Whether the new boss was promoted from within or an unknown entity, getting off on the right foot is critical to setting the stage for the new relationship. Here are a few simple tips about what to do — and not do to start off right with the new boss.

What to do

The new boss will be getting his (or her) bearings, sitting in many meetings and generally soaking up a lot of information. Fight the urge to add to his plate. With so many things fighting for his attention, it may seem like we should do whatever we can to rise above the fray, but that will not help.

Instead, let your actions speak for themselves. Follow whatever guidelines he has in place to schedule a meeting, show up with whatever he asked for and stick to the allotted time. Come prepared to talk about contributions, but only when asked.

Before the meeting, it will also help to consider the situation into which the new boss is walking. What would you want to know if you were him? What would help with the transition?

Again, fight the urge to bring the solutions to every anticipated problem. Instead, bring questions. Ask for actions, documents, solutions or perspectives he may want before providing them.

What not to do

Interviewing for a must-have job after being unemployed for a long time can increase the pressure to perform. Employees often bring that same intensity to the first meeting with the boss. Yet, just like in an important interview, it is critical not to overdo it. Find a balance.

For example, be prepared to provide examples of success when asked but do not provide a history of everything that is wrong and how you would fix it. Arrive ready to encourage and support, not to suck up with actions you have already taken on his behalf.

Take the time to research him on LinkedIn and find common ground.

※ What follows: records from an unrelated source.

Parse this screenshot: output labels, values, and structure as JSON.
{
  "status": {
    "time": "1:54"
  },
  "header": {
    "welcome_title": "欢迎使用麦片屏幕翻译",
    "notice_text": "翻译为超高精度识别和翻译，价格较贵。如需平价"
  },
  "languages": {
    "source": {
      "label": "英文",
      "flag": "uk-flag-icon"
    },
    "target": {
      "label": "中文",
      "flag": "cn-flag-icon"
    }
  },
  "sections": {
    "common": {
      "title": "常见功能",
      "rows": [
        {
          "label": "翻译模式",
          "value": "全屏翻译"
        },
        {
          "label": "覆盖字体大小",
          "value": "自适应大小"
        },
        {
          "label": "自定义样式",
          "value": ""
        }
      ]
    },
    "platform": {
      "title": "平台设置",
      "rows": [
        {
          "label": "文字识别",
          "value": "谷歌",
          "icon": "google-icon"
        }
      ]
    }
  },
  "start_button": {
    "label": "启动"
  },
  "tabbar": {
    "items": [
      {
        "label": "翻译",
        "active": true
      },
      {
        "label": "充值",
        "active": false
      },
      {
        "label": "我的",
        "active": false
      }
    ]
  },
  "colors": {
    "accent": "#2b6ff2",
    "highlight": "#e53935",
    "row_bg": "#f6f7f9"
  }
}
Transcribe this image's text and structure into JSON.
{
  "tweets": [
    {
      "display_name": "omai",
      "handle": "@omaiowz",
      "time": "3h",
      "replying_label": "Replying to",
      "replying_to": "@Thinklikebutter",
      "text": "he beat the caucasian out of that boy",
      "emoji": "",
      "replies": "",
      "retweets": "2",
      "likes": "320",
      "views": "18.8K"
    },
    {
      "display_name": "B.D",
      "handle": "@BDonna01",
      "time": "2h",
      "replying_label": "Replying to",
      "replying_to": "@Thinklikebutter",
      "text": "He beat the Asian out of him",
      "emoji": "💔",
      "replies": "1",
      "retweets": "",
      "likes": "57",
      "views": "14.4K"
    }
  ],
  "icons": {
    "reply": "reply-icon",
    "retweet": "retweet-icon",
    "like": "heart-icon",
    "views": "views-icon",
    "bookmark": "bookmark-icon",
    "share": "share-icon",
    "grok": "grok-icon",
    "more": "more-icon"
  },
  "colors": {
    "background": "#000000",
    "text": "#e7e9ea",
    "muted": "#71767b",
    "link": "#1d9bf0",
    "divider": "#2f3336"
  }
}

Don't schmooze, drop names or kiss up. And while it is great to be prepared to talk about anything, do not try to accomplish it all in the first meeting.

Instead, give him some space. Listen to what is on the forefront of his mind and respond accordingly. This is just the beginning of the relationship; enthusiasm is good but being overzealous will lead to burnout.

Finally, and most importantly, find a way to be honest. This may sound easy, yet it can be challenging to provide candid feedback without an agenda.

If the new boss is already a known entity from in-house, try to find a way to present information diplomatically and without assumption. If he is from another organization, craft answers that provide fact-based information along with informed perspective. It is not necessary to give wavering, politician-type nonanswers; it is important to remain tactful and genuine.

The bottom line is meeting the new boss can be fraught with challenges. The good news is he usually is clear about what he wants to hear and does not, when he wants to hear it, how long he has and what would be helpful for his transition.

Like any interview, listen to what he is asking for and give it to him in your own unique way.